Many common blogs and CMS and forum platforms utilize pagination. In fact, it’s possible pagination is happening on your site without you even realizing it. Pagination is used in traditional publications, word processors, by search engines (see the bottom of Google’s results pages), and even Gmail.

For example, a long article may split into three pages, with links to “next” and page two and three at the bottom of an article. Or a typical blog might show 10 blog posts per page, with options at the bottom to go to “older” or “newer” posts.
Read Brent’s full article on this topic here.

5. Drawing Negative Attention – Lastly, moving a site will undoubtedly cause Google to take a good look at your site for re-indexing. There are still some sites that fly under the radar so-to-speak and for websites like this migrating to a new platform can be a devastating mistake. An example of how this can happen is when a website has been ranking for some decent terms but the content hasn’t been maintained or updated. Static website simply get phased out, but some linger in prime positions longer than others. When a website has been neglected a redesign or site migration can actually draw Google’s attention in a way you hadn’t anticipated; forcing Google to re-index your pages in a less opportune position.

So, can you move your ecommerce site without a traffic drop?
The truth is you should expect a slight traffic drop, but by paying attention to and creating a migration plan that addresses the points above you should be able migrate your site with minimal impact and then continue to improve your site’s performance on the new platform.

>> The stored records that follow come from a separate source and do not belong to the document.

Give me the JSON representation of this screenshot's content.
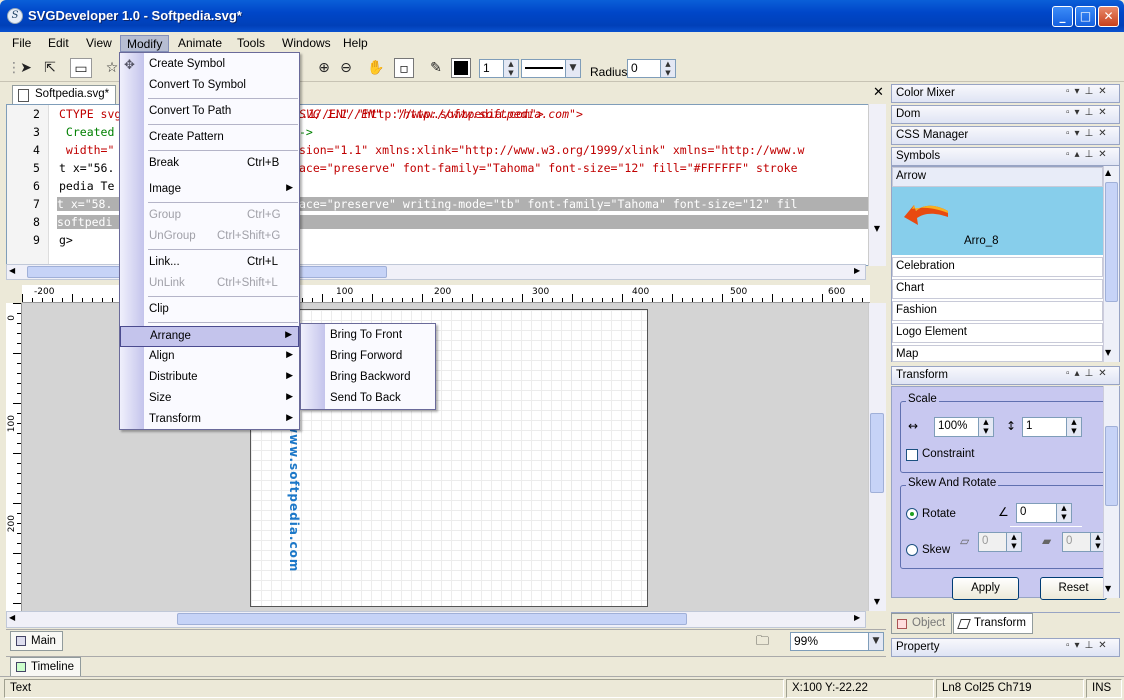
{
  "window": {
    "title": "SVGDeveloper 1.0 - Softpedia.svg*"
  },
  "menubar": [
    "File",
    "Edit",
    "View",
    "Modify",
    "Animate",
    "Tools",
    "Windows",
    "Help"
  ],
  "toolbar": {
    "stroke_width": "1",
    "radius_label": "Radius",
    "radius_value": "0"
  },
  "doc_tab": "Softpedia.svg*",
  "code": {
    "line_numbers": [
      "2",
      "3",
      "4",
      "5",
      "6",
      "7",
      "8",
      "9"
    ],
    "lines": [
      "CTYPE svg PUBLIC \"-//W3C//DTD SVG 1.1//EN\" \"http://www.softpedia.com\">",
      " Created",
      " width=\"",
      "t x=\"56.",
      "pedia Te",
      "t x=\"58.",
      "softpedi",
      "g>"
    ],
    "right_fragments": [
      "SVG 1.1//EN\"  \"http://www.softpedia.com\">",
      "->",
      "sion=\"1.1\" xmlns:xlink=\"http://www.w3.org/1999/xlink\" xmlns=\"http://www.w",
      "ace=\"preserve\" font-family=\"Tahoma\" font-size=\"12\" fill=\"#FFFFFF\" stroke",
      "",
      "ace=\"preserve\" writing-mode=\"tb\" font-family=\"Tahoma\" font-size=\"12\" fil",
      "",
      ""
    ]
  },
  "ruler_h": [
    "-200",
    "100",
    "200",
    "300",
    "400",
    "500",
    "600"
  ],
  "ruler_v": [
    "0",
    "100",
    "200"
  ],
  "canvas_text": "www.softpedia.com",
  "bottom": {
    "main_tab": "Main",
    "zoom": "99%",
    "timeline_tab": "Timeline"
  },
  "status": {
    "mode": "Text",
    "coords": "X:100  Y:-22.22",
    "pos": "Ln8  Col25  Ch719",
    "ins": "INS"
  },
  "panels": {
    "headers": [
      "Color Mixer",
      "Dom",
      "CSS Manager",
      "Symbols"
    ],
    "symbols": {
      "selected": "Arrow",
      "preview_label": "Arro_8",
      "items": [
        "Celebration",
        "Chart",
        "Fashion",
        "Logo Element",
        "Map"
      ]
    },
    "transform": {
      "title": "Transform",
      "scale_label": "Scale",
      "scale_x": "100%",
      "scale_y": "1",
      "constraint": "Constraint",
      "skew_rotate_label": "Skew And Rotate",
      "rotate_label": "Rotate",
      "rotate_value": "0",
      "skew_label": "Skew",
      "skew_x": "0",
      "skew_y": "0",
      "apply": "Apply",
      "reset": "Reset"
    },
    "bottom_tabs": [
      "Object",
      "Transform"
    ],
    "property": "Property"
  },
  "modify_menu": [
    {
      "label": "Create Symbol",
      "shortcut": "",
      "enabled": true
    },
    {
      "label": "Convert To Symbol",
      "shortcut": "",
      "enabled": true
    },
    {
      "label": "Convert To Path",
      "shortcut": "",
      "enabled": true
    },
    {
      "label": "Create Pattern",
      "shortcut": "",
      "enabled": true
    },
    {
      "label": "Break",
      "shortcut": "Ctrl+B",
      "enabled": true
    },
    {
      "label": "Image",
      "shortcut": "",
      "enabled": true
    },
    {
      "label": "Group",
      "shortcut": "Ctrl+G",
      "enabled": false
    },
    {
      "label": "UnGroup",
      "shortcut": "Ctrl+Shift+G",
      "enabled": false
    },
    {
      "label": "Link...",
      "shortcut": "Ctrl+L",
      "enabled": true
    },
    {
      "label": "UnLink",
      "shortcut": "Ctrl+Shift+L",
      "enabled": false
    },
    {
      "label": "Clip",
      "shortcut": "",
      "enabled": true
    },
    {
      "label": "Arrange",
      "shortcut": "",
      "enabled": true
    },
    {
      "label": "Align",
      "shortcut": "",
      "enabled": true
    },
    {
      "label": "Distribute",
      "shortcut": "",
      "enabled": true
    },
    {
      "label": "Size",
      "shortcut": "",
      "enabled": true
    },
    {
      "label": "Transform",
      "shortcut": "",
      "enabled": true
    }
  ],
  "arrange_submenu": [
    "Bring To Front",
    "Bring Forword",
    "Bring Backword",
    "Send To Back"
  ]
}
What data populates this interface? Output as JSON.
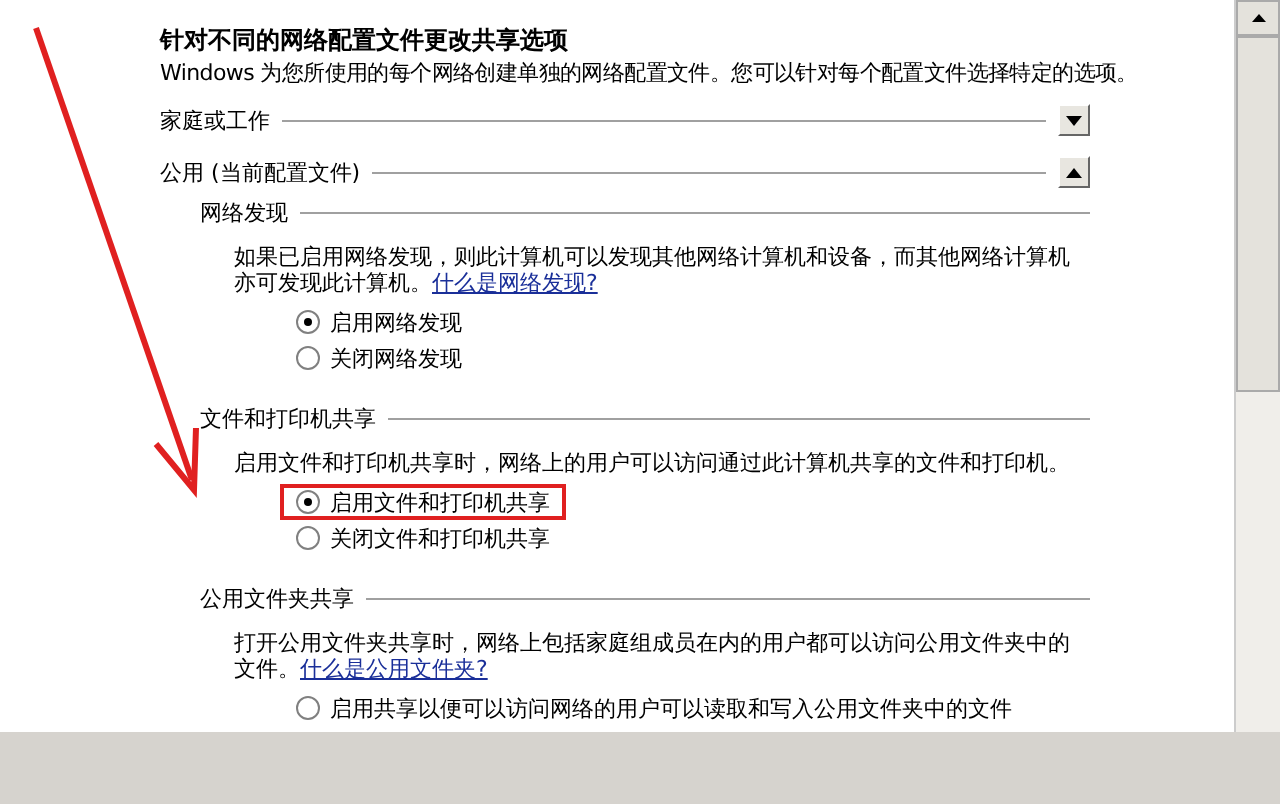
{
  "heading": "针对不同的网络配置文件更改共享选项",
  "description": "Windows 为您所使用的每个网络创建单独的网络配置文件。您可以针对每个配置文件选择特定的选项。",
  "profiles": [
    {
      "label": "家庭或工作",
      "expanded": false
    },
    {
      "label": "公用 (当前配置文件)",
      "expanded": true,
      "sections": [
        {
          "title": "网络发现",
          "text": "如果已启用网络发现，则此计算机可以发现其他网络计算机和设备，而其他网络计算机亦可发现此计算机。",
          "link": "什么是网络发现?",
          "options": [
            {
              "label": "启用网络发现",
              "selected": true,
              "highlighted": false
            },
            {
              "label": "关闭网络发现",
              "selected": false,
              "highlighted": false
            }
          ]
        },
        {
          "title": "文件和打印机共享",
          "text": "启用文件和打印机共享时，网络上的用户可以访问通过此计算机共享的文件和打印机。",
          "options": [
            {
              "label": "启用文件和打印机共享",
              "selected": true,
              "highlighted": true
            },
            {
              "label": "关闭文件和打印机共享",
              "selected": false,
              "highlighted": false
            }
          ]
        },
        {
          "title": "公用文件夹共享",
          "text": "打开公用文件夹共享时，网络上包括家庭组成员在内的用户都可以访问公用文件夹中的文件。",
          "link": "什么是公用文件夹?",
          "options": [
            {
              "label": "启用共享以便可以访问网络的用户可以读取和写入公用文件夹中的文件",
              "selected": false,
              "highlighted": false
            }
          ]
        }
      ]
    }
  ]
}
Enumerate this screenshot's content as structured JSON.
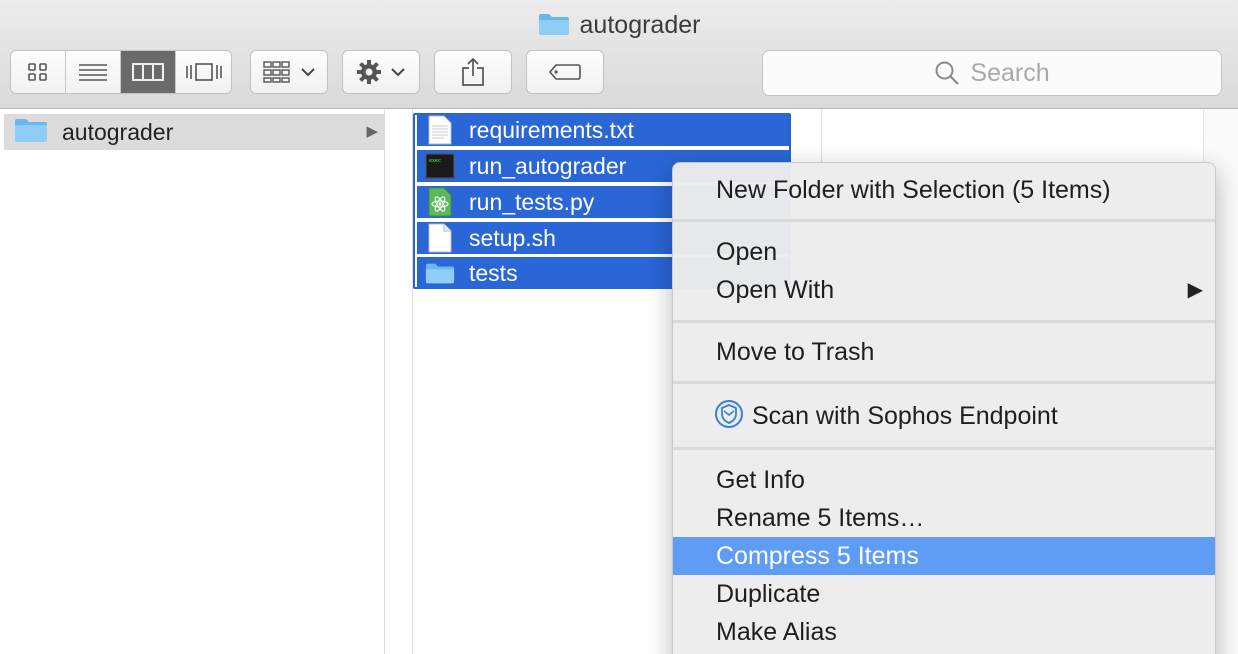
{
  "window": {
    "title": "autograder"
  },
  "toolbar": {
    "view_modes": [
      "icon-view",
      "list-view",
      "column-view",
      "cover-flow-view"
    ],
    "active_view": "column-view",
    "search_placeholder": "Search"
  },
  "sidebar_column": {
    "items": [
      {
        "label": "autograder",
        "selected": true,
        "has_children": true
      }
    ]
  },
  "files": [
    {
      "name": "requirements.txt",
      "icon": "text-file-icon",
      "selected": true
    },
    {
      "name": "run_autograder",
      "icon": "terminal-exec-icon",
      "selected": true
    },
    {
      "name": "run_tests.py",
      "icon": "python-atom-icon",
      "selected": true
    },
    {
      "name": "setup.sh",
      "icon": "script-file-icon",
      "selected": true
    },
    {
      "name": "tests",
      "icon": "folder-icon",
      "selected": true
    }
  ],
  "context_menu": {
    "groups": [
      [
        {
          "label": "New Folder with Selection (5 Items)"
        }
      ],
      [
        {
          "label": "Open"
        },
        {
          "label": "Open With",
          "submenu": true
        }
      ],
      [
        {
          "label": "Move to Trash"
        }
      ],
      [
        {
          "label": "Scan with Sophos Endpoint",
          "icon": "sophos-shield-icon"
        }
      ],
      [
        {
          "label": "Get Info"
        },
        {
          "label": "Rename 5 Items…"
        },
        {
          "label": "Compress 5 Items",
          "highlighted": true
        },
        {
          "label": "Duplicate"
        },
        {
          "label": "Make Alias"
        }
      ]
    ],
    "submenu_arrow": "▶"
  },
  "colors": {
    "selection": "#2a66d6",
    "menu_highlight": "#5f9df4",
    "folder": "#6cb6ee"
  }
}
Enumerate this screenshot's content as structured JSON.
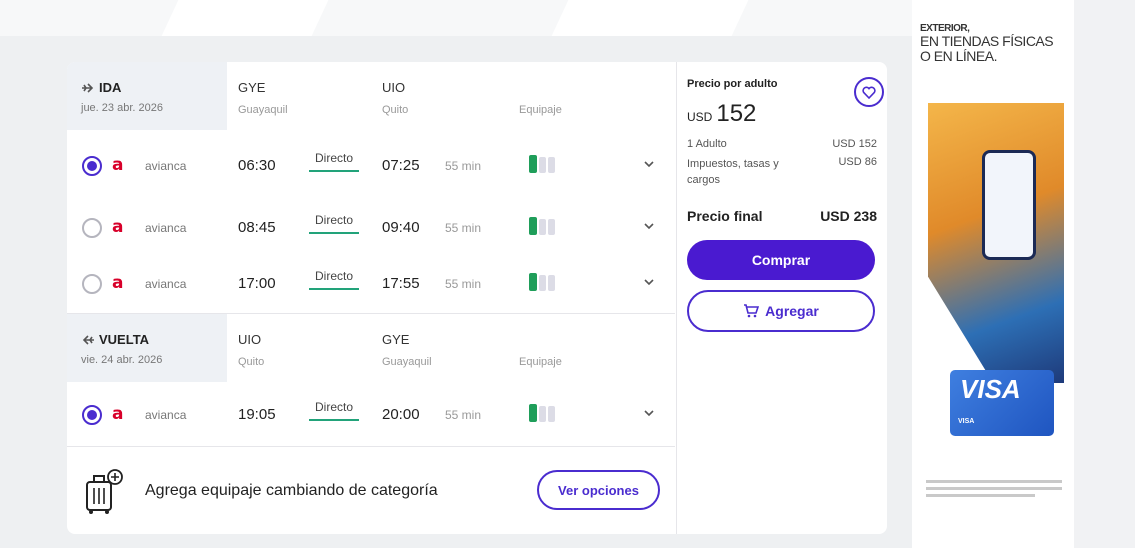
{
  "colors": {
    "accent": "#4a2ccf",
    "buy": "#4a1ad0",
    "avianca": "#d8002a",
    "direct_underline": "#22a37a",
    "bag": "#1f9e5a"
  },
  "outbound": {
    "label": "IDA",
    "date": "jue. 23 abr. 2026",
    "origin_code": "GYE",
    "origin_city": "Guayaquil",
    "dest_code": "UIO",
    "dest_city": "Quito",
    "equipment_label": "Equipaje",
    "flights": [
      {
        "selected": true,
        "airline": "avianca",
        "depart": "06:30",
        "stops": "Directo",
        "arrive": "07:25",
        "duration": "55 min"
      },
      {
        "selected": false,
        "airline": "avianca",
        "depart": "08:45",
        "stops": "Directo",
        "arrive": "09:40",
        "duration": "55 min"
      },
      {
        "selected": false,
        "airline": "avianca",
        "depart": "17:00",
        "stops": "Directo",
        "arrive": "17:55",
        "duration": "55 min"
      }
    ]
  },
  "return": {
    "label": "VUELTA",
    "date": "vie. 24 abr. 2026",
    "origin_code": "UIO",
    "origin_city": "Quito",
    "dest_code": "GYE",
    "dest_city": "Guayaquil",
    "equipment_label": "Equipaje",
    "flights": [
      {
        "selected": true,
        "airline": "avianca",
        "depart": "19:05",
        "stops": "Directo",
        "arrive": "20:00",
        "duration": "55 min"
      }
    ]
  },
  "airline_logo": "a",
  "bottom": {
    "text": "Agrega equipaje cambiando de categoría",
    "button": "Ver opciones"
  },
  "price": {
    "title": "Precio por adulto",
    "currency": "USD",
    "amount": "152",
    "adult_label": "1 Adulto",
    "adult_value": "USD 152",
    "taxes_label": "Impuestos, tasas y cargos",
    "taxes_value": "USD 86",
    "final_label": "Precio final",
    "final_value": "USD 238",
    "buy_button": "Comprar",
    "add_button": "Agregar"
  },
  "ad": {
    "line1": "EXTERIOR,",
    "line2": "EN TIENDAS FÍSICAS",
    "line3": "O EN LÍNEA.",
    "brand": "VISA",
    "card_small": "VISA"
  }
}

Please see Neil Patels infographic for a great reference as how to migrate or redesign your site successfully (attached here).